The steamboat K, going up the East river by night, in the vicinity of Brooldyn bridge, at a speed of n or 10 Imots, ovprtook a tug with a tow, and collided with, and sank, libelant's barge, on the starboard side of the tug. Her defense was that the tug was not showing proper towing lights, and that the barge also had no light. Held, on conflicting evidence, that the tug and tow were exhibiting the proper vertical towage lights, and that the collision was caused by the lack of a suffieient and competent lookout on the deck of the ID., and by the fact that her master. and quartermaster were preoccupied by the of navigation and the attention given to other vessels,-her speed in excess of tlll' s tn.tutory rate also possibly contributing to the collision; that the steamboat, therefore, was solely liable for the collision.
In Admiralty. Libel by the Powelton Barge Company against the steamboat Express and the steam tug Abram P. Skidmore for collision. Decree against the Express. Hyland & Zabriskie, for libelants. Page & Taft, for the Express. Carpenter & Mosh.er, for the Skidmore.
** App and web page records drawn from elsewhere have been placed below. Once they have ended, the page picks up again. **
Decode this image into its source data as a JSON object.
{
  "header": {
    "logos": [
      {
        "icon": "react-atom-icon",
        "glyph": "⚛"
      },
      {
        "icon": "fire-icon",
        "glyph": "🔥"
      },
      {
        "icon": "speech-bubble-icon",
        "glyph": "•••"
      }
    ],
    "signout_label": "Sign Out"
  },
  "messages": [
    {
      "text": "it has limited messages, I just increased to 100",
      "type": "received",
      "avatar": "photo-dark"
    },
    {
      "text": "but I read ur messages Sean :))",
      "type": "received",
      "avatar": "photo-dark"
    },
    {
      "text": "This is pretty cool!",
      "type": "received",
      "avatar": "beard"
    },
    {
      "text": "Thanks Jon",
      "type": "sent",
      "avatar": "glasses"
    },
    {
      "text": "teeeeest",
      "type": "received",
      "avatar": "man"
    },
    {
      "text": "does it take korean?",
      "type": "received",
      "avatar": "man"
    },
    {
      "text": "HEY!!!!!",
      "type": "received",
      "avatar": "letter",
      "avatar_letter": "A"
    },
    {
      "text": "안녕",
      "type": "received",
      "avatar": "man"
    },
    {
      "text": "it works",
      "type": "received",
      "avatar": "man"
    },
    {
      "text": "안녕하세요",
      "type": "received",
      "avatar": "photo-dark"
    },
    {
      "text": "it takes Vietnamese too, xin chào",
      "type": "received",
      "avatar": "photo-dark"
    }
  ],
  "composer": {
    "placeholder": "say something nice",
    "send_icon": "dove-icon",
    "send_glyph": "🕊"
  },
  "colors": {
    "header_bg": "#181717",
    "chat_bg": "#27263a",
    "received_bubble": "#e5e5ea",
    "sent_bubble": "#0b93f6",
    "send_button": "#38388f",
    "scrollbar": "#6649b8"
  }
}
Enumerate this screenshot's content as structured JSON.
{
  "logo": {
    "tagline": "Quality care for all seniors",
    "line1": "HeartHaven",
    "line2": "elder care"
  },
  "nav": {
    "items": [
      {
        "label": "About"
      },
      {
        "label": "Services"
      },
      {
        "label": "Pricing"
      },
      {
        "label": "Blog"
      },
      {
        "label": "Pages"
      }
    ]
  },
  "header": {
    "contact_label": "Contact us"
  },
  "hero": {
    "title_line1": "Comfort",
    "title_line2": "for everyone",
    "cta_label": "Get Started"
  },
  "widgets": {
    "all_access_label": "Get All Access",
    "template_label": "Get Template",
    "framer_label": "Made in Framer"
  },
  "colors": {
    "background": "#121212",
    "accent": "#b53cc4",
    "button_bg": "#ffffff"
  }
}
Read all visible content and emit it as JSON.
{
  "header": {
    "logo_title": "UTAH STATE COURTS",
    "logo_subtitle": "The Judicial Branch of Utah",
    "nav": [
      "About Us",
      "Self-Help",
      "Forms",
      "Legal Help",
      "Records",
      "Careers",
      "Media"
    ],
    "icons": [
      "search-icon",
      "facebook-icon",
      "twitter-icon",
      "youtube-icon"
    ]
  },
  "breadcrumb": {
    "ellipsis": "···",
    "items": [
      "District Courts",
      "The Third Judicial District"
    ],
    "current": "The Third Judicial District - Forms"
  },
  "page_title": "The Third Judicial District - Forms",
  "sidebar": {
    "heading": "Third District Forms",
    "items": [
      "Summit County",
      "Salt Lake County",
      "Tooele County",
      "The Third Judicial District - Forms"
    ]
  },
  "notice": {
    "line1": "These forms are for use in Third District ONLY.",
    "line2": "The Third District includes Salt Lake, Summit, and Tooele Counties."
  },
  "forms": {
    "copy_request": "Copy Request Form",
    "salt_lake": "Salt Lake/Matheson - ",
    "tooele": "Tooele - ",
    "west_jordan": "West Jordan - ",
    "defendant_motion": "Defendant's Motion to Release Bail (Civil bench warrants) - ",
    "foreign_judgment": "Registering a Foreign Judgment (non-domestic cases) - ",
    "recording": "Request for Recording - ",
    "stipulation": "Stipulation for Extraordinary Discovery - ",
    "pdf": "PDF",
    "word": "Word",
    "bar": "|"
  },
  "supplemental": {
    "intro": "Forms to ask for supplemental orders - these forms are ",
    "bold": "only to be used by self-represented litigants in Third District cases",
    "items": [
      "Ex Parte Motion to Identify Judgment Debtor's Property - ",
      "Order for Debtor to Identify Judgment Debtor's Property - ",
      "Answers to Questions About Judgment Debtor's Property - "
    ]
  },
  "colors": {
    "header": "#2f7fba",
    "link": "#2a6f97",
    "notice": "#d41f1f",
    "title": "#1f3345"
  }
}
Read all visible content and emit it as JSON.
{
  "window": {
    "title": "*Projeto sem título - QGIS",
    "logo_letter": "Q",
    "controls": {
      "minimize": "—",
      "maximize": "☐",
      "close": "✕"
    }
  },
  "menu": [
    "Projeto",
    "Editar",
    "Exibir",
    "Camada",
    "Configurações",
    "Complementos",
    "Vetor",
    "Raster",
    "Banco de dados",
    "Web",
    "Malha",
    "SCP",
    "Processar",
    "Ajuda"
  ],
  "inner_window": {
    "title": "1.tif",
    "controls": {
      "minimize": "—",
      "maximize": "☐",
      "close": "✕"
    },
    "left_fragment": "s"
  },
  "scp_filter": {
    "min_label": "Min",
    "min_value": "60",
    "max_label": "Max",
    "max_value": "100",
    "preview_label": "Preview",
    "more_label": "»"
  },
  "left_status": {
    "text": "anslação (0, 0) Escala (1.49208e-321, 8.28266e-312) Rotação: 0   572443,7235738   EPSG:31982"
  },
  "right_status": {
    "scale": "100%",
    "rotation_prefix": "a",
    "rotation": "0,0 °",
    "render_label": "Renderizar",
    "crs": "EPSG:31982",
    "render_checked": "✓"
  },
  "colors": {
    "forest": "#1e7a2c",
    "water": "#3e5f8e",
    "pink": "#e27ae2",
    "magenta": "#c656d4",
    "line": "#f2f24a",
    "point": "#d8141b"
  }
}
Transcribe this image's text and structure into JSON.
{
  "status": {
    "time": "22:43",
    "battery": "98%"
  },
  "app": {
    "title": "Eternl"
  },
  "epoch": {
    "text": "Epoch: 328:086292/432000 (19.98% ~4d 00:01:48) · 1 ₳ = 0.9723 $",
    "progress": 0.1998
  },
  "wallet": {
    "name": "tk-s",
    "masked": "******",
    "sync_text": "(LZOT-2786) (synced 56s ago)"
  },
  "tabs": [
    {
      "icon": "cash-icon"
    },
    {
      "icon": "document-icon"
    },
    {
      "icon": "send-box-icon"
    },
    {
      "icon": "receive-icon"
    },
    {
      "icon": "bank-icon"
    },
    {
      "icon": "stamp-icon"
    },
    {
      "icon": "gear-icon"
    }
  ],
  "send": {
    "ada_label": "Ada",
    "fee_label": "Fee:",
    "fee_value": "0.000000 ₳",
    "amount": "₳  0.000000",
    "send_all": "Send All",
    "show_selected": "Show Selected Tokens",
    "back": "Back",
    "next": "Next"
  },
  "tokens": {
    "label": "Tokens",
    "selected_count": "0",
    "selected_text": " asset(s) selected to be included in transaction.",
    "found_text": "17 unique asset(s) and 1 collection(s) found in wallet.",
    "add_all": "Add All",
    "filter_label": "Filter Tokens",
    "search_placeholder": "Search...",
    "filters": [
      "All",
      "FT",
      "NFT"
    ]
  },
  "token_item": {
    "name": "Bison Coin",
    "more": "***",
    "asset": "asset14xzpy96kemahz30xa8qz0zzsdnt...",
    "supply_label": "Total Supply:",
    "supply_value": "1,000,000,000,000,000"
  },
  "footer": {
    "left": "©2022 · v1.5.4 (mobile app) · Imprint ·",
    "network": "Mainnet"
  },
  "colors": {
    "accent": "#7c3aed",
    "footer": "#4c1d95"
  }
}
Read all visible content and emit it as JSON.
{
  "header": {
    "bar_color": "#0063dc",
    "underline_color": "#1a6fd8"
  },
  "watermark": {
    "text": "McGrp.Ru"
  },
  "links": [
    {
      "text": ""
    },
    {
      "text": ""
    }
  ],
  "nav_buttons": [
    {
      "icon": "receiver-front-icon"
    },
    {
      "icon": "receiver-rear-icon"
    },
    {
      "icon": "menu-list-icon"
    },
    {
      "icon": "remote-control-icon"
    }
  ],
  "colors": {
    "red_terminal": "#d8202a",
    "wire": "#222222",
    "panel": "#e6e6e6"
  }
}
BROvVN, District Judge. At a little after 8 o'clock in the evening of December 24, 1892, the libelants' barge Emma, while in tow of the tug Skidmore, on her starboard side, and going up the East river, at the commencement of the flood, was overtaken hy the steamboat Express, laden with some 19 cars, near mid river, and only a short distance above the Brooklyn bridge. :Neither the Skidmore nor the tow was seen by the Express until she had approached them within one or two hundred yards, when they were perceived
by E. G. Benedict, Esq., of the New York bar.